Honey bees got through the winter relatively well
Beekeepers always look a bit anxiously into the beehives in spring: did the colonies survive the winter well? This year, the answer varies by region.
According to a survey, bees in Germany got through the winter better than in previous years. It is true that every ninth colony of bees did not survive the winter, according to a survey by the Bees and Beekeeping Center in Mayen (Rhineland-Palatinate). Accordingly, 11.6 percent of the colonies died in the winter.
But compared to previous years, that’s not much. In the early winter, for example, almost 21 percent did not survive the cold season. The average in recent years has been 15 percent. Christoph Otten, head of the specialist center, suspects that the reason is that the bees went into the winter very vigorously last season.
Otten does not see a general trend over the years. “The range of fluctuation is strong,” says the expert. The winter losses therefore do not have a direct effect on the amount of honey produced.
The results of the survey are not equally pleasing for all federal states. For example, beekeepers in Schleswig-Holstein reported a loss of 21.4 percent, while in Baden-Württemberg it was only 8.8 percent. According to the specialist center, the reasons for the regional differences include different weather conditions.
However, the data are only comparable to a limited extent. Because depending on the region, different numbers of reports were received. In Bavaria, for example, there were almost 2,000, in Mecklenburg-Western Pomerania only 86. “The lower the number of cases, the more shaky the statements are,” says Otten.
Data not necessarily representative
Almost 8,000 out of around 100,000 beekeepers nationwide took part in the survey on winter loss rates. According to the specialist center, the data are therefore not necessarily representative. However, comparisons between different years are generally valid, since the same apiaries presumably always reported their losses.

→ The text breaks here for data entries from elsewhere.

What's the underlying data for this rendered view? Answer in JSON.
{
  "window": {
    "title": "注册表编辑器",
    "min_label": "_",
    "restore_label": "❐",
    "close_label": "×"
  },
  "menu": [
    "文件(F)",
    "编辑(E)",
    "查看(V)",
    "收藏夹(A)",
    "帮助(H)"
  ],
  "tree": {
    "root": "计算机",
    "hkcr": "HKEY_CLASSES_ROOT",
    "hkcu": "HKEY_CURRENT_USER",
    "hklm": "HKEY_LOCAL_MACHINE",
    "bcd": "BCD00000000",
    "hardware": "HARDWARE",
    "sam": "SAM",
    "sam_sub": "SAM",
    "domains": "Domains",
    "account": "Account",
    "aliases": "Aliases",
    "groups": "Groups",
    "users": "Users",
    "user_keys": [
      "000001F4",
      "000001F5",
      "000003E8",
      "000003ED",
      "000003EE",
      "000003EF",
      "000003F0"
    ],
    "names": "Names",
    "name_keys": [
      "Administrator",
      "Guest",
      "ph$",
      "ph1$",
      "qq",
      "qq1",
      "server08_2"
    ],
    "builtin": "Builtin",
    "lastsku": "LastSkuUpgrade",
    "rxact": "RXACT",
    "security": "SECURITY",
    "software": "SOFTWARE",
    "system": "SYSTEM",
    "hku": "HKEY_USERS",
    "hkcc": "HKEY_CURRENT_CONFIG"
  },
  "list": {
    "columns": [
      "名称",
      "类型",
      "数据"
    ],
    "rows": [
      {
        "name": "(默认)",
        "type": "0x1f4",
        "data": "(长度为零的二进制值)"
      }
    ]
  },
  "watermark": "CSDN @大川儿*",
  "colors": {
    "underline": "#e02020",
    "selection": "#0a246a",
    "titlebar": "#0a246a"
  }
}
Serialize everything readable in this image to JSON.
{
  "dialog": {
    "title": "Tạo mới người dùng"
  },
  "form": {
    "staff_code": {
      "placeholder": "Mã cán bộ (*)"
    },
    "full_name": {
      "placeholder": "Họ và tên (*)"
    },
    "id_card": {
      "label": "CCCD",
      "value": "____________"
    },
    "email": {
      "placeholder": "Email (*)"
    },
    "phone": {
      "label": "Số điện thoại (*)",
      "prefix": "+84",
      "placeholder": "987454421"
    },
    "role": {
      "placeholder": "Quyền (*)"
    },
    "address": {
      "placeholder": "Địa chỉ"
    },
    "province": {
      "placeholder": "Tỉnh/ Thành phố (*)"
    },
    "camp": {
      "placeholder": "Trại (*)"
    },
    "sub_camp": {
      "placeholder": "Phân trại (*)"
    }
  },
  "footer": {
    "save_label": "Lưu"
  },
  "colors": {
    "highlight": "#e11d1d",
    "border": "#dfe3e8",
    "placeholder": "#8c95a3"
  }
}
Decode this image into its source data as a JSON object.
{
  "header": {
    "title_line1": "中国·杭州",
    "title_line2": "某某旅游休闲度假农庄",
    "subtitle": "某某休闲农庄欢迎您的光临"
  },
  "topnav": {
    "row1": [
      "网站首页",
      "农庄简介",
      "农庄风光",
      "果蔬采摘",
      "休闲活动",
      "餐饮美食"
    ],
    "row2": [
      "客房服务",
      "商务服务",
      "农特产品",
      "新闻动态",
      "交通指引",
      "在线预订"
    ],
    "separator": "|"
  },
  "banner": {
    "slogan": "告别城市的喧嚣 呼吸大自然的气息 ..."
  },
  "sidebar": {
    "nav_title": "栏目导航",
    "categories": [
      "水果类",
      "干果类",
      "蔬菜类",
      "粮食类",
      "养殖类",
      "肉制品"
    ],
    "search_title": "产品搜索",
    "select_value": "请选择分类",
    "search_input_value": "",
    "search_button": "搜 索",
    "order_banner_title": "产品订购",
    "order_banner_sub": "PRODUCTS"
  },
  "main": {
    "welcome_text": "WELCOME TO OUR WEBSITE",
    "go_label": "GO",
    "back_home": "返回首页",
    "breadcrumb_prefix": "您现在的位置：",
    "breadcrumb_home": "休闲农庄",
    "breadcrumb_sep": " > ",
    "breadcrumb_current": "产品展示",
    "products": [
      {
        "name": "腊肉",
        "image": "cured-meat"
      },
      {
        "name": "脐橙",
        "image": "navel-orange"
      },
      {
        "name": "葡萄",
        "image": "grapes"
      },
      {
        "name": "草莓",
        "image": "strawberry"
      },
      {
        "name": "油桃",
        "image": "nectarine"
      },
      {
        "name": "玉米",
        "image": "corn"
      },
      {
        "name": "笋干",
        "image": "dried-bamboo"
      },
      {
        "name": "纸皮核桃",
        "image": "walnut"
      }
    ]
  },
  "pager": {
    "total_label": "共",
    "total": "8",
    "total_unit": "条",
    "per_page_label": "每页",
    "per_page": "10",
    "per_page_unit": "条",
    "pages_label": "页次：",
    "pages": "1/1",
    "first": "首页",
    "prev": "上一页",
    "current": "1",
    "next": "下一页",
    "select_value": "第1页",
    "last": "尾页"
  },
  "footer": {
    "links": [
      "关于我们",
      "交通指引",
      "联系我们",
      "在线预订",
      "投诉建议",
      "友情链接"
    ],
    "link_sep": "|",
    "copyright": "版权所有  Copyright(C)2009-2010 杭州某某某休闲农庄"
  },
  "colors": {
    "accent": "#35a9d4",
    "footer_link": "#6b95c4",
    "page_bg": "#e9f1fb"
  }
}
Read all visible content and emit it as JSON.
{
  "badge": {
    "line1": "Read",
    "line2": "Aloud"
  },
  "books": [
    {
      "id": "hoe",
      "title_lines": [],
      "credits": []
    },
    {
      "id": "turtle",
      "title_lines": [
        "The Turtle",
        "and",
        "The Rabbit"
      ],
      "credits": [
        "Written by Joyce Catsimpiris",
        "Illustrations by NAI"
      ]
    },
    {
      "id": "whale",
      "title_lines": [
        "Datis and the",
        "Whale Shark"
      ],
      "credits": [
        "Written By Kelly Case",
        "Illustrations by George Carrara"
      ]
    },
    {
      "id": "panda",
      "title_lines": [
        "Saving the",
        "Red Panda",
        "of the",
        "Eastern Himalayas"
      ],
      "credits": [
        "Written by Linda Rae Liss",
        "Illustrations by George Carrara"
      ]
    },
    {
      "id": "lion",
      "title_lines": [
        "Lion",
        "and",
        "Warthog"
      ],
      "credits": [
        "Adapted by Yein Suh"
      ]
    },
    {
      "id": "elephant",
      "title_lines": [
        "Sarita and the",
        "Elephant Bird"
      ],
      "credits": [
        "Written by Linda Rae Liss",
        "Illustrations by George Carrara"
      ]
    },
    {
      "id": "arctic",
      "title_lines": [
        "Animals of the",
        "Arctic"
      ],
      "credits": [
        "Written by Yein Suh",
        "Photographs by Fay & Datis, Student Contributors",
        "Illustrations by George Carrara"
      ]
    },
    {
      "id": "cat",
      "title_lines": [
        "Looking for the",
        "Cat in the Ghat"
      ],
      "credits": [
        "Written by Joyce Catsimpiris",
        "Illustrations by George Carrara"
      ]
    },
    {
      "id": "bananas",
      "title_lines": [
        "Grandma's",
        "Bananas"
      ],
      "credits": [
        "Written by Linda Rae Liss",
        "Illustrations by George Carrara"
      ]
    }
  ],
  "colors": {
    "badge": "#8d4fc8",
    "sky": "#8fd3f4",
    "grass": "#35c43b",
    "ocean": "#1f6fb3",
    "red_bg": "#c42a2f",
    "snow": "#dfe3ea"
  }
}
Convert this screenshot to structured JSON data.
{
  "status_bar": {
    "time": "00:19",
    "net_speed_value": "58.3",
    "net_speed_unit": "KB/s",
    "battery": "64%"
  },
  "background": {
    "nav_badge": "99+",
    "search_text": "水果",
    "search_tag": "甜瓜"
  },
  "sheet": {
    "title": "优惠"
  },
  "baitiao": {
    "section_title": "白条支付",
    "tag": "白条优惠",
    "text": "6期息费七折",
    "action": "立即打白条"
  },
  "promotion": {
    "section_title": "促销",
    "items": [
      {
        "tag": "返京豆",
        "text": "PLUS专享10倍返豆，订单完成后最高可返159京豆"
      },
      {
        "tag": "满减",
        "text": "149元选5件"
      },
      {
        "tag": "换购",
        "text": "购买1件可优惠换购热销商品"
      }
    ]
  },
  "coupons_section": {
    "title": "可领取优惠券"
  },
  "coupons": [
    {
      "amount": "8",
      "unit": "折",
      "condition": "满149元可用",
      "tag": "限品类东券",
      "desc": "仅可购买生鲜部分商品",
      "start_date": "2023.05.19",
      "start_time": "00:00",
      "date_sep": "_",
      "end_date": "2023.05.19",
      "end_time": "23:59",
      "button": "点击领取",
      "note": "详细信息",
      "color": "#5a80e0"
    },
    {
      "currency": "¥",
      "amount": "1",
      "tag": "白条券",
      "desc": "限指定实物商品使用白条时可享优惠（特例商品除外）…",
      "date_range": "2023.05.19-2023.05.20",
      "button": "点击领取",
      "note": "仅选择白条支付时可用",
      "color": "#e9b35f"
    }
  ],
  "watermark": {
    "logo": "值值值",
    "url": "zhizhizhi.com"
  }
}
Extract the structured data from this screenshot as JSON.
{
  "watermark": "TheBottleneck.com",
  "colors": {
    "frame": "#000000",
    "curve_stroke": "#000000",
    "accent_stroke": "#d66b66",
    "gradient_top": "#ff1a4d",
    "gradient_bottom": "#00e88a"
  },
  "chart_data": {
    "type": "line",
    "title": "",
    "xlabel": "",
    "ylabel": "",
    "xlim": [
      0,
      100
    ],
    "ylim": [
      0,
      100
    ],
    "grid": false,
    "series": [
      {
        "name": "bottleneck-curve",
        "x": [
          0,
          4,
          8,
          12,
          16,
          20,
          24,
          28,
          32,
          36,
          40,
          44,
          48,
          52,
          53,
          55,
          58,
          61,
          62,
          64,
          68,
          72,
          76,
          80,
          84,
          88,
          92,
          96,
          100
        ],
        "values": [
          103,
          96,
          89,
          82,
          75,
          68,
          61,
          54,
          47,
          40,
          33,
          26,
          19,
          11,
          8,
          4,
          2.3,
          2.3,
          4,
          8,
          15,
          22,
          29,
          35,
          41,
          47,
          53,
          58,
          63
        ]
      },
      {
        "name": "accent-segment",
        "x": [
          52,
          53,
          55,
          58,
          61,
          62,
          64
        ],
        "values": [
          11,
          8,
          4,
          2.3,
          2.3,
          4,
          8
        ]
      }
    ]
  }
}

Winter poses various dangers for bees. Among other things, the Varroa mite damages the winter bees, which hatch in the fall and keep the hive warm. According to the specialist center, almost 100,000 bee colonies were wintered last winter. A good 11,000 of them died.